(Aim of the task) The word "NULIDAD" marks the lines to report; pull each of them from the listing.

(Dataset)
[Start of section]
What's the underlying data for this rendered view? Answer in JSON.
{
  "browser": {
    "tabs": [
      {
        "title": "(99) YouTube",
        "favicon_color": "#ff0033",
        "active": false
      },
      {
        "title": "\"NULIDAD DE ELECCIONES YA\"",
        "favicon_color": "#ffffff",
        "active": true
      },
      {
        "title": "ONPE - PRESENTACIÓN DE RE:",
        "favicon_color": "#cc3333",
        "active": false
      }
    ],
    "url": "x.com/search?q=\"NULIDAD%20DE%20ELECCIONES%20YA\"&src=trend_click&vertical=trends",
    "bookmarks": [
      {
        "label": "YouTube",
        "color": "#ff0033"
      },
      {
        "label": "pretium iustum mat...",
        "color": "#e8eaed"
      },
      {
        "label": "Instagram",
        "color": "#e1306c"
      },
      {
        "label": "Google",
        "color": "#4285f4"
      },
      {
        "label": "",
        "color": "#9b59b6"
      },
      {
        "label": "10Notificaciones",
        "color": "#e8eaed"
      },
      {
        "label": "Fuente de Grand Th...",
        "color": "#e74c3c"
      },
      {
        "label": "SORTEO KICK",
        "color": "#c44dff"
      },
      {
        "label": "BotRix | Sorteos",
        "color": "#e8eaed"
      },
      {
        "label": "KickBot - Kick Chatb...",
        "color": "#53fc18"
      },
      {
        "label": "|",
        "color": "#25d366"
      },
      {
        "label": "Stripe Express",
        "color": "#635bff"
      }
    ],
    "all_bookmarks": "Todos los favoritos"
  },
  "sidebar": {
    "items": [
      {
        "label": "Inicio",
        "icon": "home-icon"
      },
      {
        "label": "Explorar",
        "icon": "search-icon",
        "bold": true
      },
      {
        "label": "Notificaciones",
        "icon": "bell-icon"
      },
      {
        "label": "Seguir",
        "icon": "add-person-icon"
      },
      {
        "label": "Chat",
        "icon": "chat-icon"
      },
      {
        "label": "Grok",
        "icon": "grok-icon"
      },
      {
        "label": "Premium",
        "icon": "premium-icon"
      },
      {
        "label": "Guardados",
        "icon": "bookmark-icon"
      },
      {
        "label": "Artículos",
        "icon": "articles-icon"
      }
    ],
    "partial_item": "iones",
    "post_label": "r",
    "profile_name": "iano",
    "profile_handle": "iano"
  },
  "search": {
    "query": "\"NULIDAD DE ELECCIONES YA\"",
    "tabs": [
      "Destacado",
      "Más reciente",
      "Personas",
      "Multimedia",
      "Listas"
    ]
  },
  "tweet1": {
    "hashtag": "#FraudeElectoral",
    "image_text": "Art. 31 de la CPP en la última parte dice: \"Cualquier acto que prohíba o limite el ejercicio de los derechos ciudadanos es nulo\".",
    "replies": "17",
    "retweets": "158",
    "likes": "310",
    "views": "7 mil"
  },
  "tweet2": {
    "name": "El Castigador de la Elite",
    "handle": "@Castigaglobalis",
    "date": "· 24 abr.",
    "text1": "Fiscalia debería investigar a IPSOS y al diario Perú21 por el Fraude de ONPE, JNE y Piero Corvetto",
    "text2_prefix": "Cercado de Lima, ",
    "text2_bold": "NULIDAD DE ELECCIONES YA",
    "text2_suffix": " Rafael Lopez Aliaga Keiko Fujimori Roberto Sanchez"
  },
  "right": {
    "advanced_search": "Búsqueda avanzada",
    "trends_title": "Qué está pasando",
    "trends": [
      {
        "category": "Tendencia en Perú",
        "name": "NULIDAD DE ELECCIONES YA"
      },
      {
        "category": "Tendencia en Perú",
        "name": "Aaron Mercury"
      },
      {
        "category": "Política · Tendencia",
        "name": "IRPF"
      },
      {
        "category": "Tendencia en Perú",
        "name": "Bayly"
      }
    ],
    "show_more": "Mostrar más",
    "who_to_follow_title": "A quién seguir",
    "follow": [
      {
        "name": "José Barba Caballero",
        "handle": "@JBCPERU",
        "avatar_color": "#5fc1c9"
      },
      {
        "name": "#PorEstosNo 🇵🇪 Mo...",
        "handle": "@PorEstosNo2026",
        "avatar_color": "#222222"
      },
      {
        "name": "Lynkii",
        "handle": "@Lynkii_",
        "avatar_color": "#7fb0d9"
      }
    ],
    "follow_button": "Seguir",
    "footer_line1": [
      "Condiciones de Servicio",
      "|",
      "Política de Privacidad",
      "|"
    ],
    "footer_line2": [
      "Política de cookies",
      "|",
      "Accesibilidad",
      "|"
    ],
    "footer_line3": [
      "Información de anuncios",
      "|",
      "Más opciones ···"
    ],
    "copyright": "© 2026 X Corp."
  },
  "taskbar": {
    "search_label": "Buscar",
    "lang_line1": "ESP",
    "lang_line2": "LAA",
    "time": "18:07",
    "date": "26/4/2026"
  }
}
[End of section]
(Answer box)
        "title": "\"NULIDAD DE ELECCIONES YA\"",
    "url": "x.com/search?q=\"NULIDAD%20DE%20ELECCIONES%20YA\"&src=trend_click&vertical=trends",
    "query": "\"NULIDAD DE ELECCIONES YA\"",
    "text2_bold": "NULIDAD DE ELECCIONES YA",
        "name": "NULIDAD DE ELECCIONES YA"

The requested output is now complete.